- **WORK INSTRUCTIONS**: Each line that includes the word "zones" should be copied from the records.

- **RECORDS PROVIDED**:
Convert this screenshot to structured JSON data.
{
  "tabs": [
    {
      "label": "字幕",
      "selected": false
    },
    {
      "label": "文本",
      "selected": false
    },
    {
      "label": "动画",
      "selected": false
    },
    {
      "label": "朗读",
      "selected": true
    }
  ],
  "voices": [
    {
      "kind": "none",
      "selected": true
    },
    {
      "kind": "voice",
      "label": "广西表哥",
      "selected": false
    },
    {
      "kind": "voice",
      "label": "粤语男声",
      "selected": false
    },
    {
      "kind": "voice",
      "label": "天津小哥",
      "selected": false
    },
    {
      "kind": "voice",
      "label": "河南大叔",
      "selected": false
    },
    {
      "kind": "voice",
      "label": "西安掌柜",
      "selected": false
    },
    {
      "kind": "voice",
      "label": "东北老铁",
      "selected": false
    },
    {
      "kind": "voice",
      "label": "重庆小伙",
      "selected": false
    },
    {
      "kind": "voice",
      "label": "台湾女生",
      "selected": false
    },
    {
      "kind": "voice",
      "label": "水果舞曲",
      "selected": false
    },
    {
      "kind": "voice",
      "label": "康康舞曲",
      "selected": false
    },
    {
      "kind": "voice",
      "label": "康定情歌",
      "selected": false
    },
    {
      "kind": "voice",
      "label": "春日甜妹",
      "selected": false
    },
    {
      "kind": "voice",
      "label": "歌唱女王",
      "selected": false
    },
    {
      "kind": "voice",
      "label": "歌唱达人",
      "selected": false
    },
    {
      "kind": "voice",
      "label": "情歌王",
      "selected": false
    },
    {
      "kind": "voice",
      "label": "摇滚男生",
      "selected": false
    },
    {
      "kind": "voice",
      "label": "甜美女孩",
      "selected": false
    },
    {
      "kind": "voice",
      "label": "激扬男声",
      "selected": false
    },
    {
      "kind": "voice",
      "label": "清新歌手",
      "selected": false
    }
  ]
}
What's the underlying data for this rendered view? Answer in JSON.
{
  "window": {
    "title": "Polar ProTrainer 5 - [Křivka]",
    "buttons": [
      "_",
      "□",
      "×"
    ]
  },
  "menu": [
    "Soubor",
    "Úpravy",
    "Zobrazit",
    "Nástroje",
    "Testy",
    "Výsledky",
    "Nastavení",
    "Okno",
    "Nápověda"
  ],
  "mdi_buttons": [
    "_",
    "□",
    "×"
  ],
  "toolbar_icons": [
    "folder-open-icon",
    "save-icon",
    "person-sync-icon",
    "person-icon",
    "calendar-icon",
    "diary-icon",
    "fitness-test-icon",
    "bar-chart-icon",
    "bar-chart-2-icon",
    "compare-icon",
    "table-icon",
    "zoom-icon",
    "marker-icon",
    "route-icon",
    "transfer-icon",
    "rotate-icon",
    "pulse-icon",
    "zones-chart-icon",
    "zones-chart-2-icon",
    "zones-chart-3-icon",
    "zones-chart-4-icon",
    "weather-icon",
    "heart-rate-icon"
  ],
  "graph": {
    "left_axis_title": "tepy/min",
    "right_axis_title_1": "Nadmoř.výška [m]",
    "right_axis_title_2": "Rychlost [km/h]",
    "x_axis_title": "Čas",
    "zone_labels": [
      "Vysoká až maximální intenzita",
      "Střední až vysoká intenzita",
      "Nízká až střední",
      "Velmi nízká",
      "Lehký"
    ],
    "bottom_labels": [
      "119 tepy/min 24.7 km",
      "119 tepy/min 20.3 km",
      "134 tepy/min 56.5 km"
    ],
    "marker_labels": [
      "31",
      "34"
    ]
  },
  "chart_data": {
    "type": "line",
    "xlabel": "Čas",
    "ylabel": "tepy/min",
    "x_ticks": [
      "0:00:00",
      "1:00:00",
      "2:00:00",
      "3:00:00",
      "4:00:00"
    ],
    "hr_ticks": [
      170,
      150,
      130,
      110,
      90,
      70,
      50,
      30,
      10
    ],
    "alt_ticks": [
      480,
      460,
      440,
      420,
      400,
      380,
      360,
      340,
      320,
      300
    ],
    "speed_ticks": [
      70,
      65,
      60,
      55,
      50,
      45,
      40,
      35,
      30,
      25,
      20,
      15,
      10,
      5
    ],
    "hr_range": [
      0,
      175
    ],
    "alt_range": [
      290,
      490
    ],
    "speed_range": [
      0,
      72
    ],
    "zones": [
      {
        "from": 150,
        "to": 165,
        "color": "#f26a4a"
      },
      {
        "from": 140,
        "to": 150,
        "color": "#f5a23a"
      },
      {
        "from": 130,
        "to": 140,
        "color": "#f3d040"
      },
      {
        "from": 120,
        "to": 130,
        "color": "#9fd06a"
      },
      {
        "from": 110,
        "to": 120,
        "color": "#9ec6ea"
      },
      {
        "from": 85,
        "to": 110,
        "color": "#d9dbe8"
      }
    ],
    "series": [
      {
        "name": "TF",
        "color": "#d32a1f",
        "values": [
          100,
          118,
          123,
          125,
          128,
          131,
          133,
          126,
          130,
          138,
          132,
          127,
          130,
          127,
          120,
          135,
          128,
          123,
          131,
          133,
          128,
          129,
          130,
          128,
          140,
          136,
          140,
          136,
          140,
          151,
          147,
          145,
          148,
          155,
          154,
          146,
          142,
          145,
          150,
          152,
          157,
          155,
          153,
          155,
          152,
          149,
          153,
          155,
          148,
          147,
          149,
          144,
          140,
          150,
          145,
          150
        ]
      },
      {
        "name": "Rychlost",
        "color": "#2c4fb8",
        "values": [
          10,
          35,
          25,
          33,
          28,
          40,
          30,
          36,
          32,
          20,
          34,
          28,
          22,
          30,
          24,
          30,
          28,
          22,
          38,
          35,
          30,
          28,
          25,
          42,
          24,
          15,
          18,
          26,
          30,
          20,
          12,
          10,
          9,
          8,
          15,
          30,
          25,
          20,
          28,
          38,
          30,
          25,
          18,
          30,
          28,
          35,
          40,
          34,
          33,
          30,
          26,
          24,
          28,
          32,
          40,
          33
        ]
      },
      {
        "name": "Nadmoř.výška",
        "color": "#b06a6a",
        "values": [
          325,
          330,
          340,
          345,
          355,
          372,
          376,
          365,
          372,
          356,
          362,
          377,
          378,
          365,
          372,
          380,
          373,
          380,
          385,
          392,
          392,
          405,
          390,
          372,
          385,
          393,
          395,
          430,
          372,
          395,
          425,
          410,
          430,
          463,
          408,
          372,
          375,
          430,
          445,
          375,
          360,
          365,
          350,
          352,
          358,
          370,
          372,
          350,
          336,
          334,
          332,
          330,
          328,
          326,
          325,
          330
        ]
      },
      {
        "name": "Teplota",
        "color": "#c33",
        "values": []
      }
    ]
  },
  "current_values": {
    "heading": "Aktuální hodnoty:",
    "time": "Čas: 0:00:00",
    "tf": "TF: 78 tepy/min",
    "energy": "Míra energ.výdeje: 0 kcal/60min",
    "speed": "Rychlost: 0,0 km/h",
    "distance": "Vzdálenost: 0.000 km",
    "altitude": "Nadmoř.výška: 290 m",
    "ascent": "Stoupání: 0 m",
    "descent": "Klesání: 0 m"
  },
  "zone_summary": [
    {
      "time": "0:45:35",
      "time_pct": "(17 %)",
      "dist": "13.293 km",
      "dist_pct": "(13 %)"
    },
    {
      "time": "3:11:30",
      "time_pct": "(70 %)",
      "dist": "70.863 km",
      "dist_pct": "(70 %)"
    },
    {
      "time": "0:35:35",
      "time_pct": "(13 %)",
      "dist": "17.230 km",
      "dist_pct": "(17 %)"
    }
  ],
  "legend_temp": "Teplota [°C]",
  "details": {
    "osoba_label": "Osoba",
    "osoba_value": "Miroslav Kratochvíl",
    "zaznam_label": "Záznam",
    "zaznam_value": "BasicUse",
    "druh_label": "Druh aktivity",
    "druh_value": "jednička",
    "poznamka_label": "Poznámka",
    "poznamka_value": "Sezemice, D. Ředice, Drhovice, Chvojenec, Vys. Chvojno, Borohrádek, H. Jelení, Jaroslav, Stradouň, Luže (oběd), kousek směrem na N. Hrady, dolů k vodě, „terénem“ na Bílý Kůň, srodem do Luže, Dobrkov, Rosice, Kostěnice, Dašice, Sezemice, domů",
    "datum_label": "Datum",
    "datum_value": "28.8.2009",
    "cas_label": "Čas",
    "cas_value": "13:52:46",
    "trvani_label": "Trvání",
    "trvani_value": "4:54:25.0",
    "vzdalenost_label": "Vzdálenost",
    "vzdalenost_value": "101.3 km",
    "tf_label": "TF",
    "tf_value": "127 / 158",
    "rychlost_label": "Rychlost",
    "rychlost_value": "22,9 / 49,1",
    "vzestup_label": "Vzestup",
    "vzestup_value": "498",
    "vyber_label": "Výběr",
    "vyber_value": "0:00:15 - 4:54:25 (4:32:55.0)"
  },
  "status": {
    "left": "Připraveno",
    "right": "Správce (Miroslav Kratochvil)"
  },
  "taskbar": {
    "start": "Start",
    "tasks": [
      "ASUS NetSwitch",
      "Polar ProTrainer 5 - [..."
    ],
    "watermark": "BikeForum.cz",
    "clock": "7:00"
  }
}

- **RESULT FOR THIS TASK**:
    "zones-chart-icon",
    "zones-chart-2-icon",
    "zones-chart-3-icon",
    "zones-chart-4-icon",
    "zones": [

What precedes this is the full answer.